Perform 3 rounds of 10-15 reps each. Once you reach a certain rep range comfortably, increase the weight slightly. The goal isn’t to go to failure, it’s to keep a fast pace while practicing textbook form and technique.
- Kettlebell swing
- Bodyweight squat
- Dumbbell hang clean and press
- Walking lunge
- Push up
- Calf jump
- Straight arm lat pull with bands
- Lying leg lift
Push and pull
With this circuit, you can pair up the push and pull movements and finish each pair before moving on to the next or go through the entire program three times. Again, aim for 3 rounds of 10-15 reps.
- Push up
- Band pull
- Bodyweight or goblet squat
- Exercise ball leg curl
- Wall squat with exercise ball
- Reverse lunge
- Floor crunch
Side to side
Here you simply alternate each side of the body (unilateral work). One key principle to keep in mind is to make your form as strict as possible to avoid swinging and twisting the body to help lift the weight.
- Straight arm cable lat pull
- Step up
- Single-arm overhead dumbbell press
- Suitcase carry
- One-legged calf raise
- Side plank
- Twisted sit up
Follow the same rules for this circuit as any other. In order to make bodyweight work more challenging, you can either slow down the movements or add more reps.
- Push up

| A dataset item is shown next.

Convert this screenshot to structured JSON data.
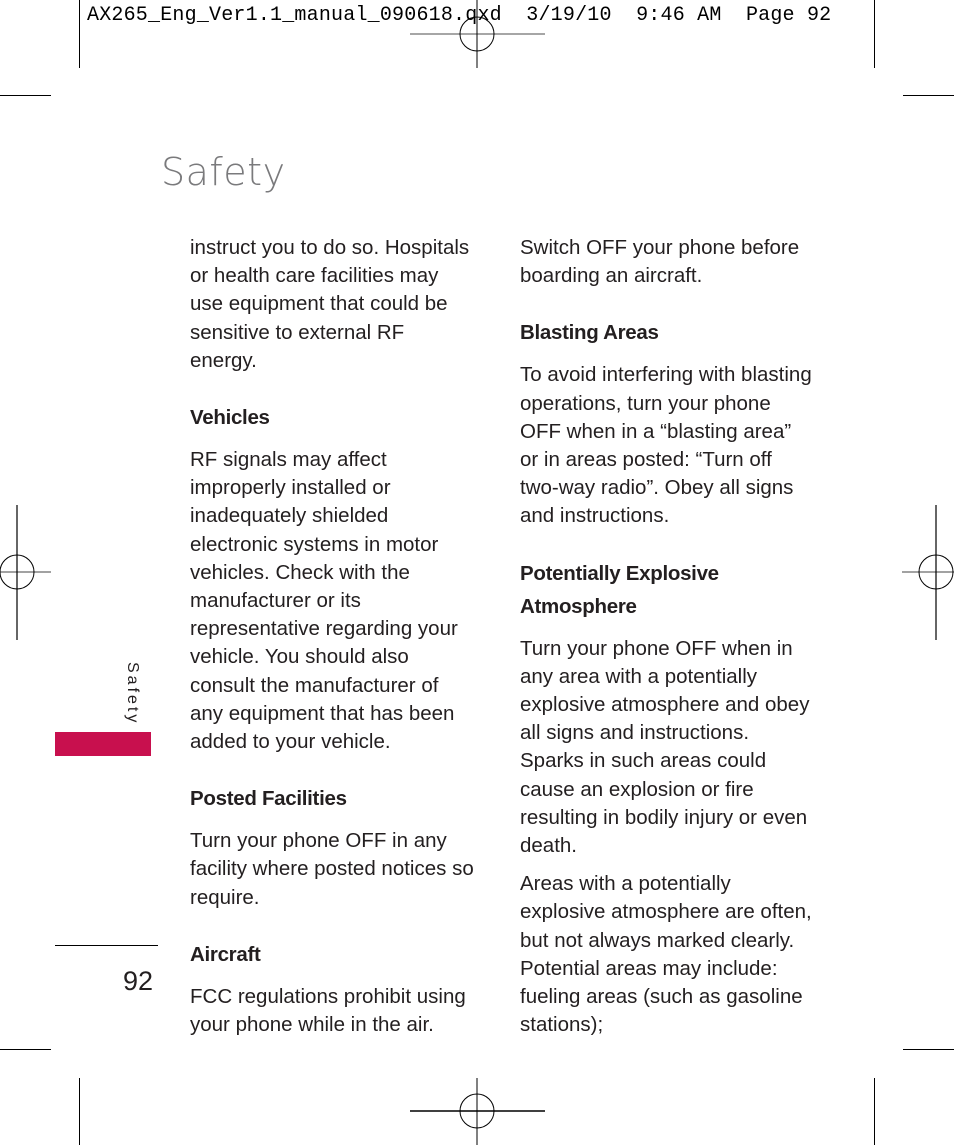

- Band-assisted pull up
- Bodyweight squat
- Rack row
- Walking lunge
- Leg lift
- Floor crunch
Extra calf work
If your calves are lacking and you find it tough to fit in any more frequency or volume into your existing training program, simply fit them anywhere into your cardio HIIT plan. Calves will recover rather quickly so you’ll be in no danger of overtraining them.
Extra arm work
Fitting in an extra arm training day during the week can become a challenge. Here, you’ll do the same as above with calves. Simply add in a handful of sets during any of the above circuits. With biceps and triceps, however, you’ll want to avoid an overtraining state as much as possible due to the fact that your arms aid in so many other lifts. Stick with a few sets to failure or stopping just before hitting failure.
Avoid the long, boring bouts of slow and steady cardio by adopting a more efficient and time-sensitive form of fat-burning, metabolism-boosting cardio. Try a circuit above for a while or cycle through them all to get more done in less time. You only have body fat to lose.